● RECORDS FOR THE TASK:
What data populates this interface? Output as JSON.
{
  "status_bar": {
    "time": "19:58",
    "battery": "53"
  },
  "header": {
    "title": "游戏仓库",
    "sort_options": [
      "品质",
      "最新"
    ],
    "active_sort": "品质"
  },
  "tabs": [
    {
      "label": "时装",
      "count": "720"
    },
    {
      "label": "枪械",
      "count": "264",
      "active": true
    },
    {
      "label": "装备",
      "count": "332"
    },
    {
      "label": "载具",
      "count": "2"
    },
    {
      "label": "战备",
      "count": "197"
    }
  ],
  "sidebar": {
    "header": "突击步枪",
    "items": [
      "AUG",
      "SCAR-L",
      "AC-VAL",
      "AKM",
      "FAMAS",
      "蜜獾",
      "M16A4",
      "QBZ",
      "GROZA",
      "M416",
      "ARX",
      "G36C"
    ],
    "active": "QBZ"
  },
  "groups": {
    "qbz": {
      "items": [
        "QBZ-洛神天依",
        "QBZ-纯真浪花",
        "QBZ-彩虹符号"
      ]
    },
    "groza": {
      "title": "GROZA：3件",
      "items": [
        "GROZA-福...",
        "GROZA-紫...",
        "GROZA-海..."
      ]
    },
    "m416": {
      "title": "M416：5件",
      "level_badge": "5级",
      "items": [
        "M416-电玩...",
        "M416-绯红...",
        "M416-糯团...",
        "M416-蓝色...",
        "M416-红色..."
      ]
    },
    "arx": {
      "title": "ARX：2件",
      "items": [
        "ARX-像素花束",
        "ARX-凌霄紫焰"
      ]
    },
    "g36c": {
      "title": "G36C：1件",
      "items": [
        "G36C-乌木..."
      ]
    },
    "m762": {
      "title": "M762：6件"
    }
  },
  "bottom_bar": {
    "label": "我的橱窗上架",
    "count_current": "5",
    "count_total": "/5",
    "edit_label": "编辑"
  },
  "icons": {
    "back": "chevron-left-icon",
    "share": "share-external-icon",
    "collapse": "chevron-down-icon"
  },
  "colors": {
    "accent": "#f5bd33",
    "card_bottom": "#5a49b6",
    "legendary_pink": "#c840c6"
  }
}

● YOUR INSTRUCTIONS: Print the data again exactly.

● EXERCISE ANSWER:
What data populates this interface? Output as JSON.
{
  "status_bar": {
    "time": "19:58",
    "battery": "53"
  },
  "header": {
    "title": "游戏仓库",
    "sort_options": [
      "品质",
      "最新"
    ],
    "active_sort": "品质"
  },
  "tabs": [
    {
      "label": "时装",
      "count": "720"
    },
    {
      "label": "枪械",
      "count": "264",
      "active": true
    },
    {
      "label": "装备",
      "count": "332"
    },
    {
      "label": "载具",
      "count": "2"
    },
    {
      "label": "战备",
      "count": "197"
    }
  ],
  "sidebar": {
    "header": "突击步枪",
    "items": [
      "AUG",
      "SCAR-L",
      "AC-VAL",
      "AKM",
      "FAMAS",
      "蜜獾",
      "M16A4",
      "QBZ",
      "GROZA",
      "M416",
      "ARX",
      "G36C"
    ],
    "active": "QBZ"
  },
  "groups": {
    "qbz": {
      "items": [
        "QBZ-洛神天依",
        "QBZ-纯真浪花",
        "QBZ-彩虹符号"
      ]
    },
    "groza": {
      "title": "GROZA：3件",
      "items": [
        "GROZA-福...",
        "GROZA-紫...",
        "GROZA-海..."
      ]
    },
    "m416": {
      "title": "M416：5件",
      "level_badge": "5级",
      "items": [
        "M416-电玩...",
        "M416-绯红...",
        "M416-糯团...",
        "M416-蓝色...",
        "M416-红色..."
      ]
    },
    "arx": {
      "title": "ARX：2件",
      "items": [
        "ARX-像素花束",
        "ARX-凌霄紫焰"
      ]
    },
    "g36c": {
      "title": "G36C：1件",
      "items": [
        "G36C-乌木..."
      ]
    },
    "m762": {
      "title": "M762：6件"
    }
  },
  "bottom_bar": {
    "label": "我的橱窗上架",
    "count_current": "5",
    "count_total": "/5",
    "edit_label": "编辑"
  },
  "icons": {
    "back": "chevron-left-icon",
    "share": "share-external-icon",
    "collapse": "chevron-down-icon"
  },
  "colors": {
    "accent": "#f5bd33",
    "card_bottom": "#5a49b6",
    "legendary_pink": "#c840c6"
  }
}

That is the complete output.